This all happened because of competition from private schools, which also get government funding. Parents left the public religious schools in droves for the private schools, leaving in a majority of mizrachim in many classes. It became a vicious cycle. It was couched in language about wanting a more “torani” school, although it was clear that for many of the parents religion was not an issue. Now we have a private school for those parents too. Parents pay about $100 a month for private schools, and public schools have fees also. The main chardal school just inherited an almost-new building from the city in a new, upscale part of our neighborhood. This school actually used to be in the Yemenite neighborhood from where the kids are bussed to the above-mentioned public school. So those families at least used to make a bit of a sacrifice by having to bus their kids to a rundown building. But no longer.

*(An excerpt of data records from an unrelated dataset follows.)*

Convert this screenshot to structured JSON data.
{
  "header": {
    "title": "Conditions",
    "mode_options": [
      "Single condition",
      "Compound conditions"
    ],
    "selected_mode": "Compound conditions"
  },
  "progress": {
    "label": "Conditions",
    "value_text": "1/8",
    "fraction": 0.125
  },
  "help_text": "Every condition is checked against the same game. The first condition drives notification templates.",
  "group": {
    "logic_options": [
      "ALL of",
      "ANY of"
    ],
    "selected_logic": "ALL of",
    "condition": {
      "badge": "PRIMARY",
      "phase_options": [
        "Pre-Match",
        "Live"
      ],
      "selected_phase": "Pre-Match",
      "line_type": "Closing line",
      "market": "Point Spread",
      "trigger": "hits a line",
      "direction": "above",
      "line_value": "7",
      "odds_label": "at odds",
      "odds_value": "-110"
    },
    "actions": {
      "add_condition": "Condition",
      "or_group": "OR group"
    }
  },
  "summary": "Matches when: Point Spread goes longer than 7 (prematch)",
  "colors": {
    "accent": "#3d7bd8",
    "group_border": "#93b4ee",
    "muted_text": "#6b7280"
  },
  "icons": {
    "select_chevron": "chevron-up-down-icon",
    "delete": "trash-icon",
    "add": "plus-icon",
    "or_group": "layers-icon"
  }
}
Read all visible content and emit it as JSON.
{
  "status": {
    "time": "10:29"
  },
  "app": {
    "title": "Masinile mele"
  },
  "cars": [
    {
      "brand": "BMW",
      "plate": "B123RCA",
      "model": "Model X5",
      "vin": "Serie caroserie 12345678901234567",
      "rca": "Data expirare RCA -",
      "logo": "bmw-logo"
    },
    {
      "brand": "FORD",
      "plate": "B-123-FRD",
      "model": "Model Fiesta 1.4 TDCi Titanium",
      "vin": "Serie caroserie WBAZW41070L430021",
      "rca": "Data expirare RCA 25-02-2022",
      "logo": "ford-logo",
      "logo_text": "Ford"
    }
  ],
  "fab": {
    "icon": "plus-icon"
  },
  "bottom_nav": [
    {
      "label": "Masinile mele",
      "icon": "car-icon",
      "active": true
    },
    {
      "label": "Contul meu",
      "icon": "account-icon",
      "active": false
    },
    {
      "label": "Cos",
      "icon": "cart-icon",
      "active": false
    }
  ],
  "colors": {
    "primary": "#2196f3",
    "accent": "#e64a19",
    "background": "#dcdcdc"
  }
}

What are the objections to the mizrahim? Well, they are less observant (more mizrahim than ashkenazim who don’t observe Shabbat still want their kids in a religious school) and there is a socio-economic divide as well that is not talked about. Ironically American day schools, at least out-of-town, are far more accepting of non-observant Jews than schools here. Unfortunately American olim tend to fall into the Israeli mindset very quickly. One friend who switched to private school compared it to the public/private school debate in the US, where Jews were blamed for lowering the level of public schools by sending them to day schools. Hello, we’re talking about our fellow Jews here, who were put in transit camps upon arrival in the 50s and forced to send their kids to public schools and have their culture degraded.They have never recovered, and the cycle continues. It’s not the same at all.

Share Button
Enjoyed this post? Sign up to get new articles right to your inbox.

Comments

  1. Lovely. So these people believe in God, but do not want any part of His creation that is not exactly like them, such as Sephardi Jews?
    Such a thin line between belief and bigotry.

  2. I never quite understood this issue, and I still don’t. I only know that this is stupid, racist, and anyone who perpetuates it is not really religious.

    Sefardim are equals in all ways to Ashkenazim, often more devoted, and just because they don’t meet our religious “standards” is not a reason to reject them. When was the last time an Ashkenazi community so davened slowly, or went to mikva and then a neitz minyan every day? Yeah, that’s what I thought. (I am Ashkenazi, married to an Ashkenazi.)

    We have made a bunch of rules that have no source and then we get mad at people who don’t follow them. Sometimes, I feel like Sefardim are much more authentic. Why do we have to be nasty to them? Do they make us feel uncomfortable about ourselves?
    littleduckies recently posted..A Mother in IsraelMy Profile